The Medicinal Leech is a blood-sucking worm with a flattened segmented body. It can be found scattered around England in muddy ponds and pools which have lots of waterweeds. It has its name the ‘Medicinal Leech' because for centuries it has been used for medicinal purposes, like for removing ‘bad blood’ or to ‘treat headaches’. Nowadays, it is mainly used to restore blood circulation after a patient has had a tissue graft or reconstructive surgery.
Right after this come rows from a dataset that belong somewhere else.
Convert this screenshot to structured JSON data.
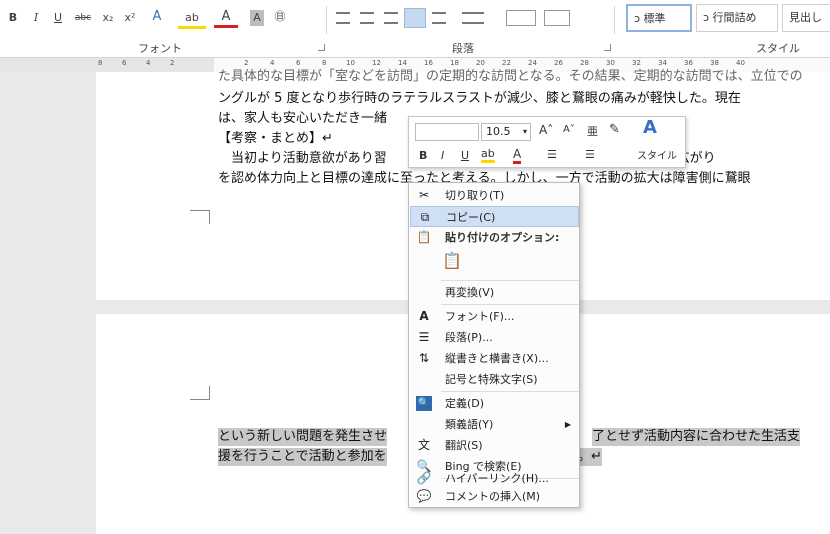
{
  "ribbon": {
    "font_buttons": [
      "B",
      "I",
      "U",
      "abc",
      "x₂",
      "x²",
      "A",
      "ab",
      "A",
      "A",
      "㊐"
    ],
    "font_group_label": "フォント",
    "paragraph_group_label": "段落",
    "style_group_label": "スタイル",
    "styles": [
      "ↄ 標準",
      "ↄ 行間詰め",
      "見出し"
    ]
  },
  "ruler": {
    "ticks": [
      "8",
      "6",
      "4",
      "2",
      "2",
      "4",
      "6",
      "8",
      "10",
      "12",
      "14",
      "16",
      "18",
      "20",
      "22",
      "24",
      "26",
      "28",
      "30",
      "32",
      "34",
      "36",
      "38",
      "40"
    ]
  },
  "document": {
    "page1_lines": [
      "た具体的な目標が「室などを訪問」の定期的な訪問となる。その結果、定期的な訪問では、立位での",
      "ングルが 5 度となり歩行時のラテラルスラストが減少、膝と鵞眼の痛みが軽快した。現在",
      "は、家人も安心いただき一緒",
      "【考察・まとめ】↵",
      "　当初より活動意欲があり習",
      "を認め体力向上と目標の達成に至ったと考える。しかし、一方で活動の拡大は障害側に鵞眼"
    ],
    "page1_right_fragment": "言となり活動の広がり",
    "page2_lines": [
      "という新しい問題を発生させ",
      "援を行うことで活動と参加を"
    ],
    "page2_right_fragments": [
      "了とせず活動内容に合わせた生活支",
      "。↵"
    ]
  },
  "mini_toolbar": {
    "font_size": "10.5",
    "grow_font": "A˄",
    "shrink_font": "A˅",
    "phonetic": "亜",
    "format_painter": "✎",
    "styles_label": "スタイル",
    "bold": "B",
    "italic": "I",
    "underline": "U",
    "highlight": "ab",
    "font_color": "A",
    "bullets": "☰",
    "numbering": "☰",
    "dropdown": "▾"
  },
  "context_menu": {
    "cut": "切り取り(T)",
    "copy": "コピー(C)",
    "paste_options": "貼り付けのオプション:",
    "reconvert": "再変換(V)",
    "font": "フォント(F)...",
    "paragraph": "段落(P)...",
    "text_direction": "縦書きと横書き(X)...",
    "symbols": "記号と特殊文字(S)",
    "define": "定義(D)",
    "synonyms": "類義語(Y)",
    "translate": "翻訳(S)",
    "bing_search": "Bing で検索(E)",
    "hyperlink": "ハイパーリンク(H)...",
    "insert_comment": "コメントの挿入(M)",
    "submenu_arrow": "▶"
  },
  "colors": {
    "menu_hover": "#cfe0f5",
    "selection_highlight": "#c8c8c8",
    "style_active_border": "#8fb3e0",
    "highlight_yellow": "#ffd700",
    "font_red": "#d02020",
    "styles_blue": "#3a6fc4"
  }
}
The Medicinal Leech is usually about eight centimetres long and has a dark brown or black body with orange-red lines running down it. Its body is divided into approximately thirty-four segments and it has five pairs of eyes situated on the first five segments. The Medicinal Leech has a ‘sucker’ at the end of its tail and one on its head. It uses the suckers to attach itself to an animal so it can suck some blood out of it. The sucker on the head surrounds the Medicinal Leech’s mouth which has three sets of jaws. The leech uses these jaws to bite into an animal and then releases saliva which can deaden the pain of the bite. When the Medicinal Leech has taken enough blood, it drops off into the water and it may not need to suck blood again for another six months.